(Task input)
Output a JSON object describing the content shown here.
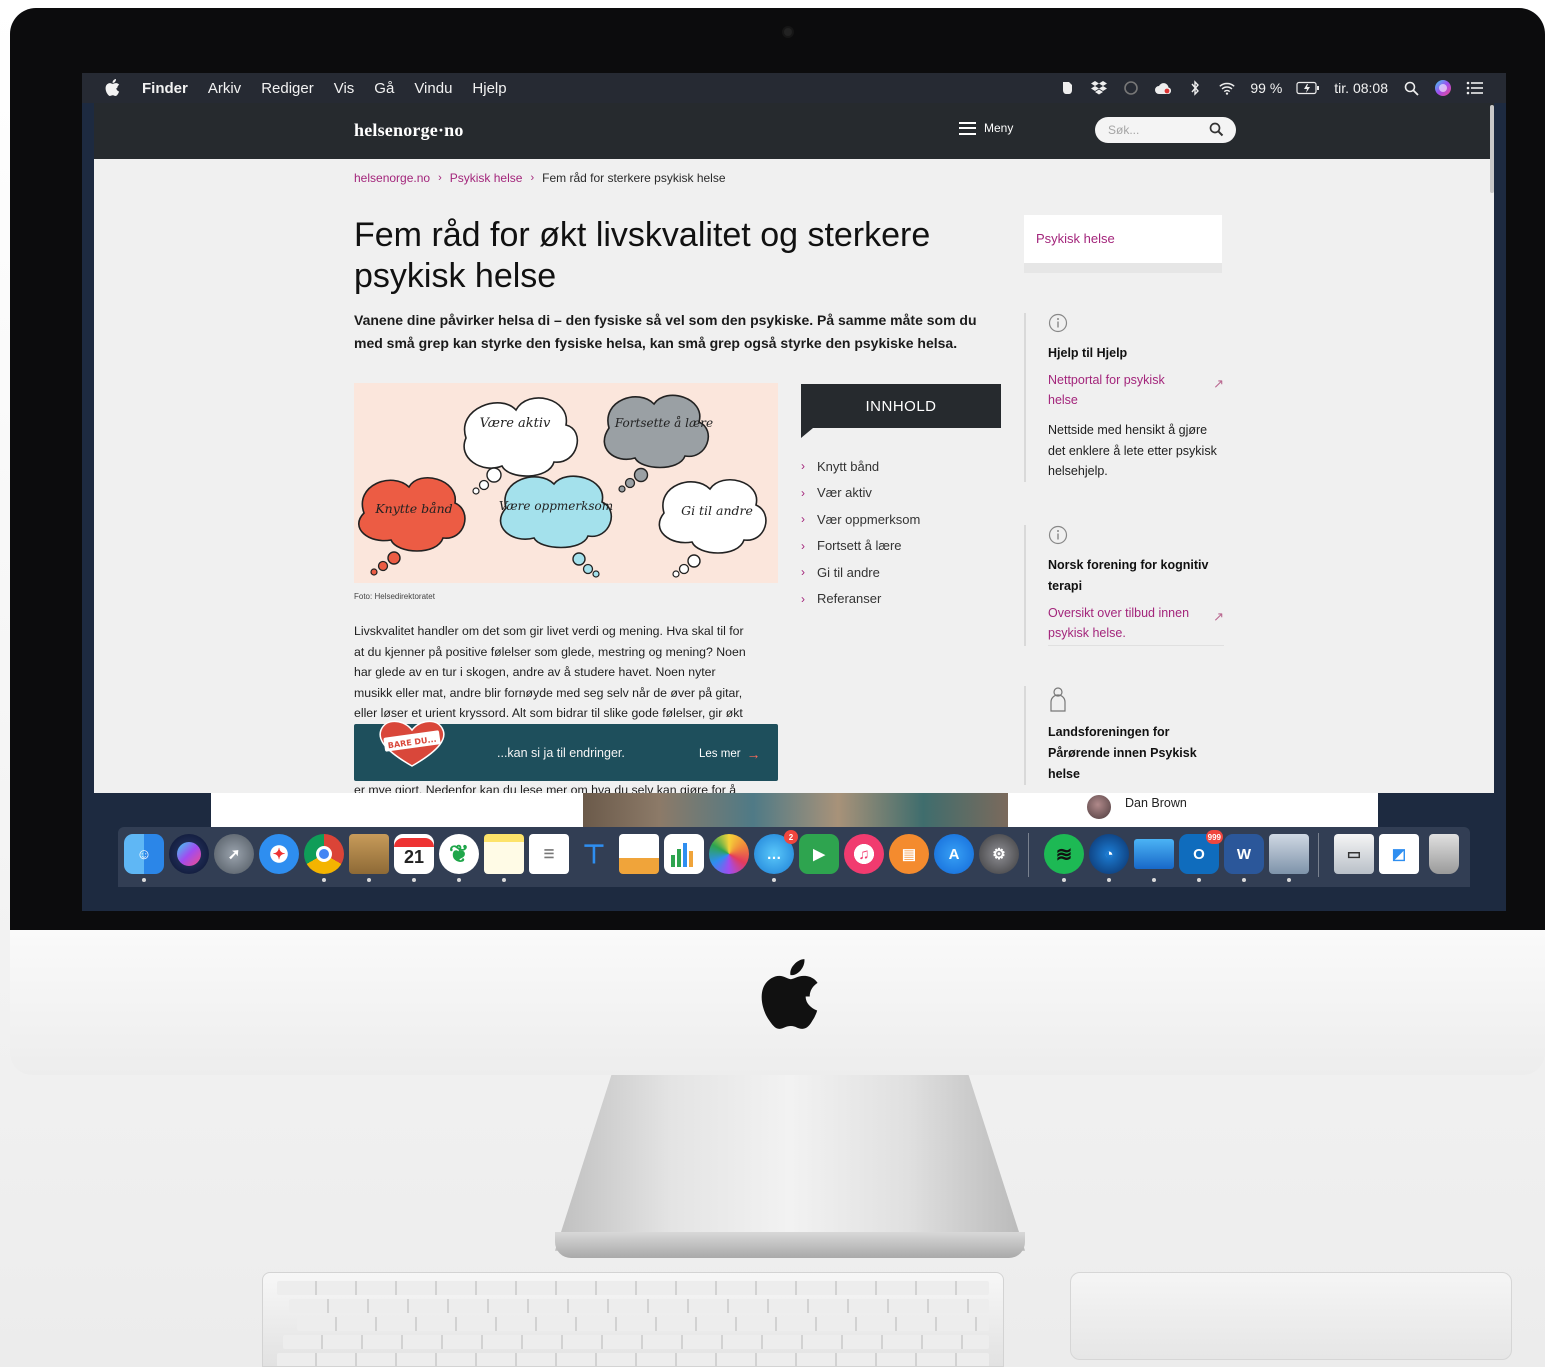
{
  "menubar": {
    "app_name": "Finder",
    "items": [
      "Arkiv",
      "Rediger",
      "Vis",
      "Gå",
      "Vindu",
      "Hjelp"
    ],
    "battery": "99 %",
    "clock": "tir. 08:08"
  },
  "site": {
    "logo": "helsenorge·no",
    "menu_label": "Meny",
    "search_placeholder": "Søk..."
  },
  "breadcrumb": [
    "helsenorge.no",
    "Psykisk helse",
    "Fem råd for sterkere psykisk helse"
  ],
  "article": {
    "title": "Fem råd for økt livskvalitet og sterkere psykisk helse",
    "ingress": "Vanene dine påvirker helsa di – den fysiske så vel som den psykiske. På samme måte som du med små grep kan styrke den fysiske helsa, kan små grep også styrke den psykiske helsa.",
    "photo_credit": "Foto: Helsedirektoratet",
    "clouds": [
      "Være aktiv",
      "Fortsette å lære",
      "Knytte bånd",
      "Være oppmerksom",
      "Gi til andre"
    ],
    "body_lines": [
      "Livskvalitet handler om det som gir livet verdi og mening. Hva skal til for",
      "at du kjenner på positive følelser som glede, mestring og mening? Noen",
      "har glede av en tur i skogen, andre av å studere havet. Noen nyter",
      "musikk eller mat, andre blir fornøyde med seg selv når de øver på gitar,",
      "eller løser et urient kryssord. Alt som bidrar til slike gode følelser, gir økt"
    ],
    "after_banner": "er mye gjort. Nedenfor kan du lese mer om hva du selv kan gjøre for å"
  },
  "toc": {
    "header": "INNHOLD",
    "items": [
      "Knytt bånd",
      "Vær aktiv",
      "Vær oppmerksom",
      "Fortsett å lære",
      "Gi til andre",
      "Referanser"
    ]
  },
  "banner": {
    "heart_text": "BARE DU...",
    "text": "...kan si ja til endringer.",
    "link": "Les mer"
  },
  "sidebar": {
    "tab": "Psykisk helse",
    "cards": [
      {
        "title": "Hjelp til Hjelp",
        "link": "Nettportal for psykisk helse",
        "desc": "Nettside med hensikt å gjøre det enklere å lete etter psykisk helsehjelp."
      },
      {
        "title": "Norsk forening for kognitiv terapi",
        "link": "Oversikt over tilbud innen psykisk helse."
      },
      {
        "title": "Landsforeningen for Pårørende innen Psykisk helse"
      }
    ]
  },
  "underlying": {
    "user_name": "Dan Brown"
  },
  "dock": {
    "calendar_day": "21",
    "badges": {
      "messages": "2",
      "outlook": "999"
    }
  },
  "colors": {
    "accent": "#a3257b",
    "header": "#262a2e",
    "banner": "#1e4f5c",
    "page_bg": "#f0f0f0"
  }
}
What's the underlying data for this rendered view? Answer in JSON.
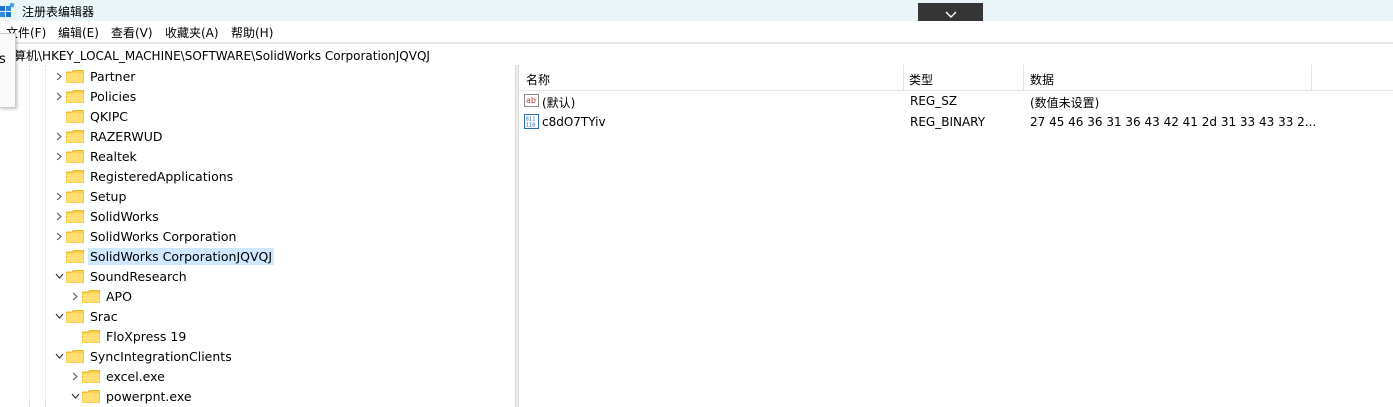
{
  "window": {
    "title": "注册表编辑器"
  },
  "menu": [
    "文件(F)",
    "编辑(E)",
    "查看(V)",
    "收藏夹(A)",
    "帮助(H)"
  ],
  "address": "算机\\HKEY_LOCAL_MACHINE\\SOFTWARE\\SolidWorks CorporationJQVQJ",
  "popup_fragment": "s",
  "tree": [
    {
      "label": "Partner",
      "chevron": "right"
    },
    {
      "label": "Policies",
      "chevron": "right"
    },
    {
      "label": "QKIPC",
      "chevron": "none"
    },
    {
      "label": "RAZERWUD",
      "chevron": "right"
    },
    {
      "label": "Realtek",
      "chevron": "right"
    },
    {
      "label": "RegisteredApplications",
      "chevron": "none"
    },
    {
      "label": "Setup",
      "chevron": "right"
    },
    {
      "label": "SolidWorks",
      "chevron": "right"
    },
    {
      "label": "SolidWorks Corporation",
      "chevron": "right"
    },
    {
      "label": "SolidWorks CorporationJQVQJ",
      "chevron": "none",
      "selected": true
    },
    {
      "label": "SoundResearch",
      "chevron": "down"
    },
    {
      "label": "APO",
      "chevron": "right",
      "indent": 1
    },
    {
      "label": "Srac",
      "chevron": "down"
    },
    {
      "label": "FloXpress 19",
      "chevron": "none",
      "indent": 1
    },
    {
      "label": "SyncIntegrationClients",
      "chevron": "down"
    },
    {
      "label": "excel.exe",
      "chevron": "right",
      "indent": 1
    },
    {
      "label": "powerpnt.exe",
      "chevron": "down",
      "indent": 1
    }
  ],
  "list": {
    "headers": {
      "name": "名称",
      "type": "类型",
      "data": "数据"
    },
    "rows": [
      {
        "icon": "string-value-icon",
        "name": "(默认)",
        "type": "REG_SZ",
        "data": "(数值未设置)"
      },
      {
        "icon": "binary-value-icon",
        "name": "c8dO7TYiv",
        "type": "REG_BINARY",
        "data": "27 45 46 36 31 36 43 42 41 2d 31 33 43 33 2..."
      }
    ]
  },
  "colors": {
    "titlebar": "#eaf5f8",
    "selection": "#cde8ff",
    "folder": "#ffd04b",
    "collapse_button": "#353535"
  }
}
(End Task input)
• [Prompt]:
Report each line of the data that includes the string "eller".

• [Written solution]:
      "musikk eller mat, andre blir fornøyde med seg selv når de øver på gitar,",
      "eller løser et urient kryssord. Alt som bidrar til slike gode følelser, gir økt"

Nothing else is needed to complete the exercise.